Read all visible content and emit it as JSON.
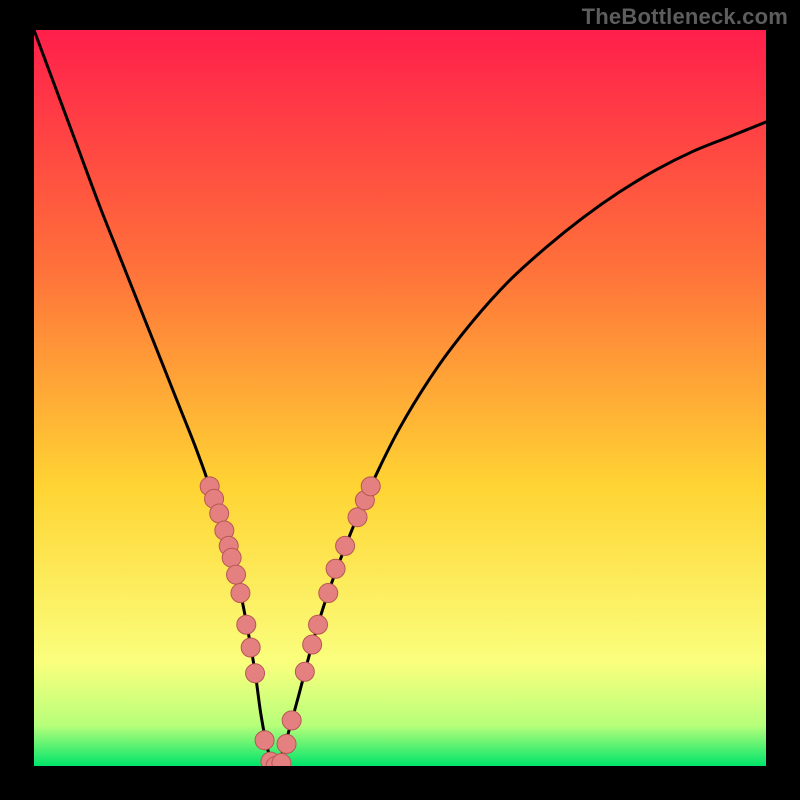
{
  "attribution": "TheBottleneck.com",
  "colors": {
    "gradient_top": "#ff1f4b",
    "gradient_mid_upper": "#ff703a",
    "gradient_mid": "#ffd433",
    "gradient_lower": "#faff7d",
    "gradient_lower2": "#b7ff7a",
    "gradient_bottom": "#00e46a",
    "curve": "#000000",
    "dot_fill": "#e48080",
    "dot_stroke": "#b85656",
    "frame": "#000000"
  },
  "chart_data": {
    "type": "line",
    "title": "",
    "xlabel": "",
    "ylabel": "",
    "xlim": [
      0,
      100
    ],
    "ylim": [
      0,
      100
    ],
    "x": [
      0,
      3,
      6,
      9,
      12,
      15,
      18,
      20,
      22,
      24,
      26,
      28,
      30,
      31,
      32,
      33,
      34,
      36,
      38,
      40,
      43,
      46,
      50,
      55,
      60,
      65,
      70,
      75,
      80,
      85,
      90,
      95,
      100
    ],
    "values": [
      100,
      92,
      84,
      76,
      68.5,
      61,
      53.5,
      48.5,
      43.5,
      38,
      32,
      24.5,
      14,
      7,
      2,
      0,
      2,
      9,
      16.5,
      23,
      31,
      38,
      46,
      54,
      60.5,
      66,
      70.5,
      74.5,
      78,
      81,
      83.5,
      85.5,
      87.5
    ],
    "minimum_x": 33,
    "dots": [
      {
        "x": 24.0,
        "y": 38.0
      },
      {
        "x": 24.6,
        "y": 36.3
      },
      {
        "x": 25.3,
        "y": 34.3
      },
      {
        "x": 26.0,
        "y": 32.0
      },
      {
        "x": 26.6,
        "y": 29.9
      },
      {
        "x": 27.0,
        "y": 28.3
      },
      {
        "x": 27.6,
        "y": 26.0
      },
      {
        "x": 28.2,
        "y": 23.5
      },
      {
        "x": 29.0,
        "y": 19.2
      },
      {
        "x": 29.6,
        "y": 16.1
      },
      {
        "x": 30.2,
        "y": 12.6
      },
      {
        "x": 31.5,
        "y": 3.5
      },
      {
        "x": 32.3,
        "y": 0.6
      },
      {
        "x": 33.0,
        "y": 0.0
      },
      {
        "x": 33.8,
        "y": 0.4
      },
      {
        "x": 34.5,
        "y": 3.0
      },
      {
        "x": 35.2,
        "y": 6.2
      },
      {
        "x": 37.0,
        "y": 12.8
      },
      {
        "x": 38.0,
        "y": 16.5
      },
      {
        "x": 38.8,
        "y": 19.2
      },
      {
        "x": 40.2,
        "y": 23.5
      },
      {
        "x": 41.2,
        "y": 26.8
      },
      {
        "x": 42.5,
        "y": 29.9
      },
      {
        "x": 44.2,
        "y": 33.8
      },
      {
        "x": 45.2,
        "y": 36.1
      },
      {
        "x": 46.0,
        "y": 38.0
      }
    ]
  }
}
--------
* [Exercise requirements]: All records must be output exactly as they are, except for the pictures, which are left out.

* [Task output]:
Read all visible content and emit it as JSON.
{
  "attribution": "TheBottleneck.com",
  "colors": {
    "gradient_top": "#ff1f4b",
    "gradient_mid_upper": "#ff703a",
    "gradient_mid": "#ffd433",
    "gradient_lower": "#faff7d",
    "gradient_lower2": "#b7ff7a",
    "gradient_bottom": "#00e46a",
    "curve": "#000000",
    "dot_fill": "#e48080",
    "dot_stroke": "#b85656",
    "frame": "#000000"
  },
  "chart_data": {
    "type": "line",
    "title": "",
    "xlabel": "",
    "ylabel": "",
    "xlim": [
      0,
      100
    ],
    "ylim": [
      0,
      100
    ],
    "x": [
      0,
      3,
      6,
      9,
      12,
      15,
      18,
      20,
      22,
      24,
      26,
      28,
      30,
      31,
      32,
      33,
      34,
      36,
      38,
      40,
      43,
      46,
      50,
      55,
      60,
      65,
      70,
      75,
      80,
      85,
      90,
      95,
      100
    ],
    "values": [
      100,
      92,
      84,
      76,
      68.5,
      61,
      53.5,
      48.5,
      43.5,
      38,
      32,
      24.5,
      14,
      7,
      2,
      0,
      2,
      9,
      16.5,
      23,
      31,
      38,
      46,
      54,
      60.5,
      66,
      70.5,
      74.5,
      78,
      81,
      83.5,
      85.5,
      87.5
    ],
    "minimum_x": 33,
    "dots": [
      {
        "x": 24.0,
        "y": 38.0
      },
      {
        "x": 24.6,
        "y": 36.3
      },
      {
        "x": 25.3,
        "y": 34.3
      },
      {
        "x": 26.0,
        "y": 32.0
      },
      {
        "x": 26.6,
        "y": 29.9
      },
      {
        "x": 27.0,
        "y": 28.3
      },
      {
        "x": 27.6,
        "y": 26.0
      },
      {
        "x": 28.2,
        "y": 23.5
      },
      {
        "x": 29.0,
        "y": 19.2
      },
      {
        "x": 29.6,
        "y": 16.1
      },
      {
        "x": 30.2,
        "y": 12.6
      },
      {
        "x": 31.5,
        "y": 3.5
      },
      {
        "x": 32.3,
        "y": 0.6
      },
      {
        "x": 33.0,
        "y": 0.0
      },
      {
        "x": 33.8,
        "y": 0.4
      },
      {
        "x": 34.5,
        "y": 3.0
      },
      {
        "x": 35.2,
        "y": 6.2
      },
      {
        "x": 37.0,
        "y": 12.8
      },
      {
        "x": 38.0,
        "y": 16.5
      },
      {
        "x": 38.8,
        "y": 19.2
      },
      {
        "x": 40.2,
        "y": 23.5
      },
      {
        "x": 41.2,
        "y": 26.8
      },
      {
        "x": 42.5,
        "y": 29.9
      },
      {
        "x": 44.2,
        "y": 33.8
      },
      {
        "x": 45.2,
        "y": 36.1
      },
      {
        "x": 46.0,
        "y": 38.0
      }
    ]
  }
}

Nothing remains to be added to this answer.